Students can no longer be suspended or expelled for excessive truancy immediately after being caught.
House Bill 410 will go into effect for the first time this school year for online education systems and every school district in Ohio.
Instead of heading straight to court, students will have a chance to take part in an intervention plan with teachers, school counselors and the principal.
School personnel have 60 days to work with the students and their families to improve their attendance.
“I believe it's asking all educators to view truancy as a barrier as you would for any scholar who struggles to sit still or who struggles to read,” Lorri Hobson, the Director of Attendance of the Cleveland Metropolitan School District, said.
She believes suspending students due to truancy was never the right response.
Students like John Hay High School sophomore Carter Harris acknowledge that not all kids skip class just to have fun - some may struggle with deeper issues.
Education is extremely important to Harris - she rarely misses a day.
Her friend Ciera, a freshman at Cleveland Central Catholic, also values school. She says she tries to tell ditchers and skippers how important school is, but they don’t seem to listen.

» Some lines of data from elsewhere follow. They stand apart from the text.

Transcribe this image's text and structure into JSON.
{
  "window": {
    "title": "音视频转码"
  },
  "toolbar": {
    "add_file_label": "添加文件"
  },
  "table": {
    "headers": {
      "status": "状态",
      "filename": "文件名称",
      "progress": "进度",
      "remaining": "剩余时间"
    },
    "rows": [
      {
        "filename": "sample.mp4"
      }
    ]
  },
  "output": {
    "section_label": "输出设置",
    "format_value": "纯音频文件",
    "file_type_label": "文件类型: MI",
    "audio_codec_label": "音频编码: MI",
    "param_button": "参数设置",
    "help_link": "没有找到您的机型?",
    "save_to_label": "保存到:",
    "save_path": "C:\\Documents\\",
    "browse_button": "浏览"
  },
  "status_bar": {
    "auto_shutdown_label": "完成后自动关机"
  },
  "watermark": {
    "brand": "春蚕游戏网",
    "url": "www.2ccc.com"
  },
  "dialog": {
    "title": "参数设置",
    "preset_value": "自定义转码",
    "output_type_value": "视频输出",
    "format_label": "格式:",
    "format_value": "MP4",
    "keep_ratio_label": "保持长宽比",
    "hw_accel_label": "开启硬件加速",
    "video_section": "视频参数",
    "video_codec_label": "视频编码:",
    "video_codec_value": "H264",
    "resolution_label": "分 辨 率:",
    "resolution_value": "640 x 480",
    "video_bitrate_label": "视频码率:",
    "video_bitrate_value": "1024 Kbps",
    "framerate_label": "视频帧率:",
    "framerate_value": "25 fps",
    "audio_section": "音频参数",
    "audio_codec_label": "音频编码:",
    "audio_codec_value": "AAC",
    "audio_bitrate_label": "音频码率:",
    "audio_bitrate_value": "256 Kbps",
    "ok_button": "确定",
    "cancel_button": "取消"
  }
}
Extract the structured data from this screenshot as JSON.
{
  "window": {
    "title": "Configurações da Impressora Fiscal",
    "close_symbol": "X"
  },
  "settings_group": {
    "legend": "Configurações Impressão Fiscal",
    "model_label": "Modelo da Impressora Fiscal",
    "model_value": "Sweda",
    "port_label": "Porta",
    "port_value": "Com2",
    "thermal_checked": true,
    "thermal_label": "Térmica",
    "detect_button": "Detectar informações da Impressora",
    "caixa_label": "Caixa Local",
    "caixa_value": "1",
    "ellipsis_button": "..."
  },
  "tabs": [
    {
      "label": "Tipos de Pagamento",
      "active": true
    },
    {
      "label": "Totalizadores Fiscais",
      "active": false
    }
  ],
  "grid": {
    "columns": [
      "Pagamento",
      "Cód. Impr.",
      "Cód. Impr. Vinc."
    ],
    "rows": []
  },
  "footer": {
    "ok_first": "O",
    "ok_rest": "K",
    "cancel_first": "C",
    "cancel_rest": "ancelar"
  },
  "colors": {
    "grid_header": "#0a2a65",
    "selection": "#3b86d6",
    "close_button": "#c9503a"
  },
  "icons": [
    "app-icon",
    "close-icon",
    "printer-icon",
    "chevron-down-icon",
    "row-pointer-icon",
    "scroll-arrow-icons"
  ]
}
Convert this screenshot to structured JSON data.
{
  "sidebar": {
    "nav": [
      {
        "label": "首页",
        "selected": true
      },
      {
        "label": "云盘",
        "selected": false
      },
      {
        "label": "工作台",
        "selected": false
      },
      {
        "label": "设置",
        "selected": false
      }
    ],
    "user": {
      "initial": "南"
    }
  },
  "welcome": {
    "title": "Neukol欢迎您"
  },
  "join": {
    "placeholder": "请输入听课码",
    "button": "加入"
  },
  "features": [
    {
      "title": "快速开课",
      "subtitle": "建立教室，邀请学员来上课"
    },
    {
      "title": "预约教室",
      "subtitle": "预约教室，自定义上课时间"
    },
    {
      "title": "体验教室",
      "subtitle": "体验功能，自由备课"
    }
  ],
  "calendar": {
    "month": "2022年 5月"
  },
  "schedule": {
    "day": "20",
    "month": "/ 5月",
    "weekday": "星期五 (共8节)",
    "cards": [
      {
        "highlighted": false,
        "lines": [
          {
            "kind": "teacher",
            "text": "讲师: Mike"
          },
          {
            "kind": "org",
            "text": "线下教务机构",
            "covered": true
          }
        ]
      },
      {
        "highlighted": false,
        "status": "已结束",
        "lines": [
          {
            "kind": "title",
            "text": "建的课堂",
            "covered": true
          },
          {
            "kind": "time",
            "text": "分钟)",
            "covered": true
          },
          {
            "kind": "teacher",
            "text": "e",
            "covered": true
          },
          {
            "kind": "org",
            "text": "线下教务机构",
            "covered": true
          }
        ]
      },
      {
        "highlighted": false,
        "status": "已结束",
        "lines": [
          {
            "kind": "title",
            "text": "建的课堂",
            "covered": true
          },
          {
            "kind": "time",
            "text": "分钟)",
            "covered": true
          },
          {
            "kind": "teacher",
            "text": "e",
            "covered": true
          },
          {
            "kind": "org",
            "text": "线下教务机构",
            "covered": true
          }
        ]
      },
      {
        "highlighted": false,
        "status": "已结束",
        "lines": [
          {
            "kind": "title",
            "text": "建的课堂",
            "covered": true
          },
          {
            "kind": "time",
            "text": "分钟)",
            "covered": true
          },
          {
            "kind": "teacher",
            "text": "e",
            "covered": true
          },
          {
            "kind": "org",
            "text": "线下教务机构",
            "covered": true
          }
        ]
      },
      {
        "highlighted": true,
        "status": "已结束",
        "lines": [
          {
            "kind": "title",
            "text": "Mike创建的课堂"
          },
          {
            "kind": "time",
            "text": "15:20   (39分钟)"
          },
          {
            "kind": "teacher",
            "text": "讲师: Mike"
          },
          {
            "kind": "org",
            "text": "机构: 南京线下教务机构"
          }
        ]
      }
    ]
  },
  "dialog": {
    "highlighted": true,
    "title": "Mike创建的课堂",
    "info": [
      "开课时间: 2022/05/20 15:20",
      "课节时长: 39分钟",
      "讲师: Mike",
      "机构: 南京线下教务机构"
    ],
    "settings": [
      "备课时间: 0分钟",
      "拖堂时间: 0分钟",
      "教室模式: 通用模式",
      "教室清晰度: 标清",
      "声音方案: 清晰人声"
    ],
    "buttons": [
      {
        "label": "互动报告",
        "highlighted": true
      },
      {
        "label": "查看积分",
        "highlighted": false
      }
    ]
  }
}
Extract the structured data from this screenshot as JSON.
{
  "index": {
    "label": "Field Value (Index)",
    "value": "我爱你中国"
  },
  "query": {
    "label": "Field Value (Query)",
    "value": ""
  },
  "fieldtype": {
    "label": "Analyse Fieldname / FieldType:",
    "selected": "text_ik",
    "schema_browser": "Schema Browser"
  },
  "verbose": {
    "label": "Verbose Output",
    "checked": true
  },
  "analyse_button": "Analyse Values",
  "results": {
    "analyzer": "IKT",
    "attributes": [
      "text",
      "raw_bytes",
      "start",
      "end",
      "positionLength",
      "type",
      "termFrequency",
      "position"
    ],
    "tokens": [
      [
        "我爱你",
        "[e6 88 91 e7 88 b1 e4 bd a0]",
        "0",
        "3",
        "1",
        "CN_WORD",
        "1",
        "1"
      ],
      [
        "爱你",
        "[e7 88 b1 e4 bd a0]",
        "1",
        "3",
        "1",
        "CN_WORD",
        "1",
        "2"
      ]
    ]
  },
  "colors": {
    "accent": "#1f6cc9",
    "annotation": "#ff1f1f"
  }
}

This statewide bill is intended to address and reduce student absences, removing the term “chronic truancy” from the Ohio Revised Code.